Upon Attempting to Be a Novelist

All praise to any novelist who takes us out onto thin ice, under which large, dark shapes are discernibly swimming. Michael Cunningham

As a rule it is not a good idea to tell someone a story before you write it. Any comments or feedback will distort your vision before you have committed the words to paper or cyber-storage. About eight months ago I told two good friends and trusted critics the first part of my novel. I had what I thought were all 35,000 words written and I was interested in their reaction to the big reveal that finishes part one. Indeed it was at this point all of my large, dark shapes came into view and I did indeed have my readers out on very thin ice without them even noticing they had been led out onto a lake.

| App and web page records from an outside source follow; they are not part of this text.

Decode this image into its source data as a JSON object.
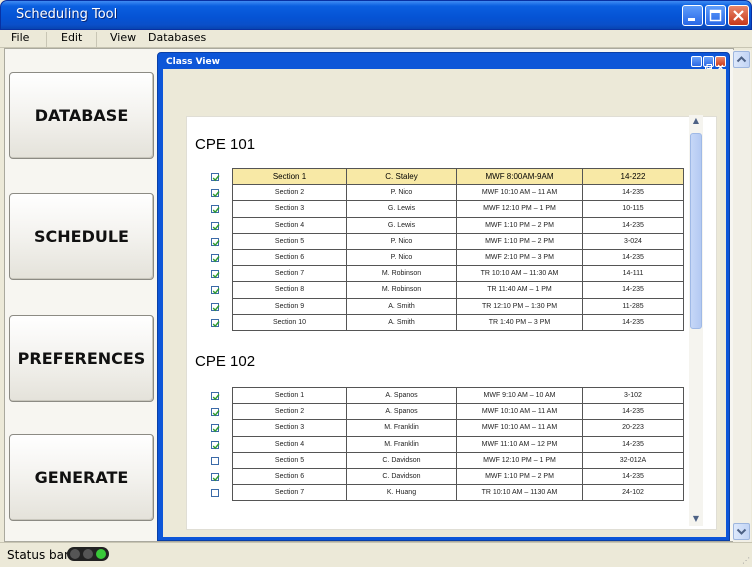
{
  "window": {
    "title": "Scheduling Tool"
  },
  "menu": {
    "items": [
      "File",
      "Edit",
      "View",
      "Databases"
    ]
  },
  "sidebar": {
    "buttons": [
      "DATABASE",
      "SCHEDULE",
      "PREFERENCES",
      "GENERATE"
    ]
  },
  "inner_window": {
    "title": "Class View"
  },
  "courses": [
    {
      "title": "CPE 101",
      "rows": [
        {
          "checked": true,
          "header": true,
          "section": "Section 1",
          "instructor": "C. Staley",
          "time": "MWF 8:00AM-9AM",
          "room": "14-222"
        },
        {
          "checked": true,
          "section": "Section 2",
          "instructor": "P. Nico",
          "time": "MWF 10:10 AM – 11 AM",
          "room": "14-235"
        },
        {
          "checked": true,
          "section": "Section 3",
          "instructor": "G. Lewis",
          "time": "MWF 12:10 PM – 1 PM",
          "room": "10-115"
        },
        {
          "checked": true,
          "section": "Section 4",
          "instructor": "G. Lewis",
          "time": "MWF 1:10 PM – 2 PM",
          "room": "14-235"
        },
        {
          "checked": true,
          "section": "Section 5",
          "instructor": "P. Nico",
          "time": "MWF 1:10 PM – 2 PM",
          "room": "3-024"
        },
        {
          "checked": true,
          "section": "Section 6",
          "instructor": "P. Nico",
          "time": "MWF 2:10 PM – 3 PM",
          "room": "14-235"
        },
        {
          "checked": true,
          "section": "Section 7",
          "instructor": "M. Robinson",
          "time": "TR 10:10 AM – 11:30 AM",
          "room": "14-111"
        },
        {
          "checked": true,
          "section": "Section 8",
          "instructor": "M. Robinson",
          "time": "TR 11:40 AM – 1 PM",
          "room": "14-235"
        },
        {
          "checked": true,
          "section": "Section 9",
          "instructor": "A. Smith",
          "time": "TR 12:10 PM – 1:30 PM",
          "room": "11-285"
        },
        {
          "checked": true,
          "section": "Section 10",
          "instructor": "A. Smith",
          "time": "TR 1:40 PM – 3 PM",
          "room": "14-235"
        }
      ]
    },
    {
      "title": "CPE 102",
      "rows": [
        {
          "checked": true,
          "section": "Section 1",
          "instructor": "A. Spanos",
          "time": "MWF 9:10 AM – 10 AM",
          "room": "3-102"
        },
        {
          "checked": true,
          "section": "Section 2",
          "instructor": "A. Spanos",
          "time": "MWF 10:10 AM – 11 AM",
          "room": "14-235"
        },
        {
          "checked": true,
          "section": "Section 3",
          "instructor": "M. Franklin",
          "time": "MWF 10:10 AM – 11 AM",
          "room": "20-223"
        },
        {
          "checked": true,
          "section": "Section 4",
          "instructor": "M. Franklin",
          "time": "MWF 11:10 AM – 12 PM",
          "room": "14-235"
        },
        {
          "checked": false,
          "section": "Section 5",
          "instructor": "C. Davidson",
          "time": "MWF 12:10 PM – 1 PM",
          "room": "32-012A"
        },
        {
          "checked": true,
          "section": "Section 6",
          "instructor": "C. Davidson",
          "time": "MWF 1:10 PM – 2 PM",
          "room": "14-235"
        },
        {
          "checked": false,
          "section": "Section 7",
          "instructor": "K. Huang",
          "time": "TR 10:10 AM – 1130 AM",
          "room": "24-102"
        }
      ]
    }
  ],
  "status": {
    "text": "Status bar",
    "light_colors": [
      "#555555",
      "#555555",
      "#39c939"
    ]
  },
  "colors": {
    "title_bar": "#0553d4",
    "header_row": "#f8e9a6",
    "checkbox_border": "#3b6aa8",
    "checkmark": "#2e9b2e"
  }
}
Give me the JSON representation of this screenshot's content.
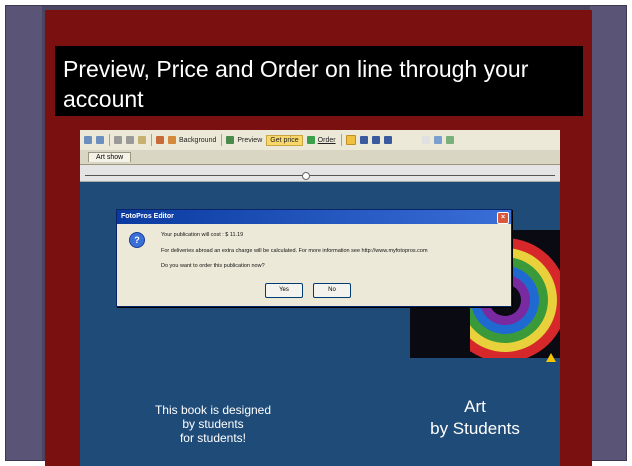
{
  "slide": {
    "title": "Preview, Price and Order on line through your account"
  },
  "toolbar": {
    "background_label": "Background",
    "preview_label": "Preview",
    "getprice_label": "Get price",
    "order_label": "Order"
  },
  "tab": {
    "label": "Art show"
  },
  "dialog": {
    "title": "FotoPros Editor",
    "line1": "Your publication will cost : $ 11.19",
    "line2": "For deliveries abroad an extra charge will be calculated. For more information see http://www.myfotopros.com",
    "line3": "Do you want to order this publication now?",
    "yes_label": "Yes",
    "no_label": "No",
    "question_glyph": "?"
  },
  "page": {
    "left_text_1": "This book is designed",
    "left_text_2": "by students",
    "left_text_3": "for students!",
    "right_text_1": "Art",
    "right_text_2": "by Students"
  },
  "colors": {
    "slide_bg": "#7a1010",
    "frame": "#4a4662",
    "page_blue": "#1f4b78"
  }
}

Unfortunately, neither of them liked the dark turn my story takes and I was concerned that the tale was way off track. So I turned back to the pages and began to edit, I could have simply changed the big reveal but I was sure I had it right. Must have been the lead-up twas lacking. After several weeks the 35,000 words had burgeoned to 63,000 and I sent the newly fattened part one out to six readers, including those same two I had verbally told the story. Lo and behold none of them were put off by the big reveal, in fact, the two who had been less than luke warm originally were glowing with their praise.

I pondered this for a few moments and realized I had attempted to condense my well structured dark forms into a two minute verbal summary. Clearly, darkness needs some time to build. I needed those thousands of words to lure my readers out onto the dangerously thin ice and then and only then to reveal the sinister shadows beneath them. 

Lesson learned, I ain't tellin' nobody no stories no more; at least not ones that are going to take hundreds of thousands of words to deliver all the darkness and shadows.